Available records:
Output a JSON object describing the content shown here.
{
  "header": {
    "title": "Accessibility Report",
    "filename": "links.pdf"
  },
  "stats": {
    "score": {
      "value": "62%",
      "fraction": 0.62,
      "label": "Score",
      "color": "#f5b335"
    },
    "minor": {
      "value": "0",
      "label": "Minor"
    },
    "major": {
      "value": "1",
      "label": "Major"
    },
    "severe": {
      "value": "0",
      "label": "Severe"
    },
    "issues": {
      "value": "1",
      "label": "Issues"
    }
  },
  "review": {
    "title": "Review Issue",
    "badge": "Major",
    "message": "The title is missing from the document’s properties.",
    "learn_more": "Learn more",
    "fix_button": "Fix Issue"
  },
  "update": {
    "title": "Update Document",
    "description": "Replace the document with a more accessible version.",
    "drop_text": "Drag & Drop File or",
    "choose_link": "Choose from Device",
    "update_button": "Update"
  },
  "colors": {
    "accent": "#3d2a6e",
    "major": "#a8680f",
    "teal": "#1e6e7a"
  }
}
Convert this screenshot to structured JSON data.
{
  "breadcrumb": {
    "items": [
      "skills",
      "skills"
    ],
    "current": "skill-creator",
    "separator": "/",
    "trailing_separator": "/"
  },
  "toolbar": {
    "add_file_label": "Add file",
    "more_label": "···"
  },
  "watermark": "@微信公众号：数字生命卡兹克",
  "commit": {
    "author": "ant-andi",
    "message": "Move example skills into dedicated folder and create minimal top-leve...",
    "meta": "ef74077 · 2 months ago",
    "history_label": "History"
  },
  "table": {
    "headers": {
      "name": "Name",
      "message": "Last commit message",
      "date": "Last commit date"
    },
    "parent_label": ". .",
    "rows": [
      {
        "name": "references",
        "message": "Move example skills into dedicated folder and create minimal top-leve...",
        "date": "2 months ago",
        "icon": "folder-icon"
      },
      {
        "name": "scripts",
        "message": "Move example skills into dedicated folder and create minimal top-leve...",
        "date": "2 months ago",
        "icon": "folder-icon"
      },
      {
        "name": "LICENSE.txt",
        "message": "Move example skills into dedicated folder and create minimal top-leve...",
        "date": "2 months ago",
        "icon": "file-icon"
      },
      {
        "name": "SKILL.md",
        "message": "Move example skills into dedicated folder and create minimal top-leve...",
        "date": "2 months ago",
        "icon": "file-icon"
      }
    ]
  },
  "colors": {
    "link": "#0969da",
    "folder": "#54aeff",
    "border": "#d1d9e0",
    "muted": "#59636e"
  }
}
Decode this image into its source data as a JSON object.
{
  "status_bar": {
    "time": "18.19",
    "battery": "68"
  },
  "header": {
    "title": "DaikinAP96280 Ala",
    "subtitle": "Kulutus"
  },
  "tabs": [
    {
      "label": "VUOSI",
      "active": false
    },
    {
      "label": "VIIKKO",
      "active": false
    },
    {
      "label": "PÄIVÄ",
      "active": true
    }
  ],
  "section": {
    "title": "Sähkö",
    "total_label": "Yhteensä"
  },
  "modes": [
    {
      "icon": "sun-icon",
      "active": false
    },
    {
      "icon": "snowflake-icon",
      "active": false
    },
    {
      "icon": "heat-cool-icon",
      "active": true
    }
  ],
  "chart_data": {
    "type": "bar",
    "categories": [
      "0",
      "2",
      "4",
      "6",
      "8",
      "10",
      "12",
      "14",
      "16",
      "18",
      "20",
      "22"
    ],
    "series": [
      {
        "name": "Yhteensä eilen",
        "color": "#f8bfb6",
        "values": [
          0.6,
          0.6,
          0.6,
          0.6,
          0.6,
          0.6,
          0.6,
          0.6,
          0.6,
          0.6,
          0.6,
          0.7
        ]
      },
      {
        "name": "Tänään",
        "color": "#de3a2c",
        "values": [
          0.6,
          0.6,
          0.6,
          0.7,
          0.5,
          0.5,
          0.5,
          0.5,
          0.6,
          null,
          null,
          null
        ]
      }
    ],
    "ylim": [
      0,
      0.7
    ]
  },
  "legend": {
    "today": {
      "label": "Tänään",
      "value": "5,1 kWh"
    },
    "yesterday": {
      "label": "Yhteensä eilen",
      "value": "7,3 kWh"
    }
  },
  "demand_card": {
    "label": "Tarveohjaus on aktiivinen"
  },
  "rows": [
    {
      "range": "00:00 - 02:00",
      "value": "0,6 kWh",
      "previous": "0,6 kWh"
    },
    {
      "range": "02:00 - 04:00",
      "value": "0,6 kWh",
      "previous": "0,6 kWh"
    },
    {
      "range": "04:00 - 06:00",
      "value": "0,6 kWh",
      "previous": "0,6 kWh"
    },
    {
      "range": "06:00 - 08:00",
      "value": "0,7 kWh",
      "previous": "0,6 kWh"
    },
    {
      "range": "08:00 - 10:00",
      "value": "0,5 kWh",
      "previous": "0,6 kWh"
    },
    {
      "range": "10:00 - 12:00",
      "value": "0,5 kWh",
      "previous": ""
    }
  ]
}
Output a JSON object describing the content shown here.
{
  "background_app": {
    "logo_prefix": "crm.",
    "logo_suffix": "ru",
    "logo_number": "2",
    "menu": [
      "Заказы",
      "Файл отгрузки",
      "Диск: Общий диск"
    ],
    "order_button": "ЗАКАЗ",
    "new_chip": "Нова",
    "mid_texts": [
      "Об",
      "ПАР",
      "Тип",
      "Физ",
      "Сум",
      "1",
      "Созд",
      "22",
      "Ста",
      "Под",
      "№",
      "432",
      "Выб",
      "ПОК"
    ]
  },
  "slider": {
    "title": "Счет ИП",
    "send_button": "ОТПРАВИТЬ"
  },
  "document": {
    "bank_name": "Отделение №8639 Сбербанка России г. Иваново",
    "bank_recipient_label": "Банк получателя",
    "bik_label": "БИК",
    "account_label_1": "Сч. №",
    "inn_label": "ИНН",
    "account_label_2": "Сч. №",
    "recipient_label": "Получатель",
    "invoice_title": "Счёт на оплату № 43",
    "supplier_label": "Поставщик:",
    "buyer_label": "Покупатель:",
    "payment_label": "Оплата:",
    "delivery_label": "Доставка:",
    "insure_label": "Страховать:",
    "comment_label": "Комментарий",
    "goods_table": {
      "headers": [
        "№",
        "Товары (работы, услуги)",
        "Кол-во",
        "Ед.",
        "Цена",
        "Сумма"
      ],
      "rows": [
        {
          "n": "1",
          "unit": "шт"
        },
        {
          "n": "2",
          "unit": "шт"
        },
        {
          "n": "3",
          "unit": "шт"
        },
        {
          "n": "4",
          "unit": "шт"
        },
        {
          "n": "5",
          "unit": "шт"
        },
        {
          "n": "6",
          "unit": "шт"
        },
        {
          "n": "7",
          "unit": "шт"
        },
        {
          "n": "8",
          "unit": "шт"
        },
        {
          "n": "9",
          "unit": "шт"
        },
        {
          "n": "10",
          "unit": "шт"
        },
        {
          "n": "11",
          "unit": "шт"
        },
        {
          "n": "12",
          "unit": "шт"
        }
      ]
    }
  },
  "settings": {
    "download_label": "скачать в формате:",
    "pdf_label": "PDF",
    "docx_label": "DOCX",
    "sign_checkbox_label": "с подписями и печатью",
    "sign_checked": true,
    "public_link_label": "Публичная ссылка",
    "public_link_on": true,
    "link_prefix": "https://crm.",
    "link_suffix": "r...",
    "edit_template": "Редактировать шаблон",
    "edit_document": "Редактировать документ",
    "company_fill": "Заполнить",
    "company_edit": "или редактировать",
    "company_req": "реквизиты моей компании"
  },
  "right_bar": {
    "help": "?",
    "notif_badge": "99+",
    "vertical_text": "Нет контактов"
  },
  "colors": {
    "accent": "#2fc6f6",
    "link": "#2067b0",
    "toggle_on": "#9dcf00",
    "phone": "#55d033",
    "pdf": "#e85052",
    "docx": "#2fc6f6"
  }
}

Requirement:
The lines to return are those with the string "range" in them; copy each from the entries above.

Output for this exercise:
      "range": "00:00 - 02:00",
      "range": "02:00 - 04:00",
      "range": "04:00 - 06:00",
      "range": "06:00 - 08:00",
      "range": "08:00 - 10:00",
      "range": "10:00 - 12:00",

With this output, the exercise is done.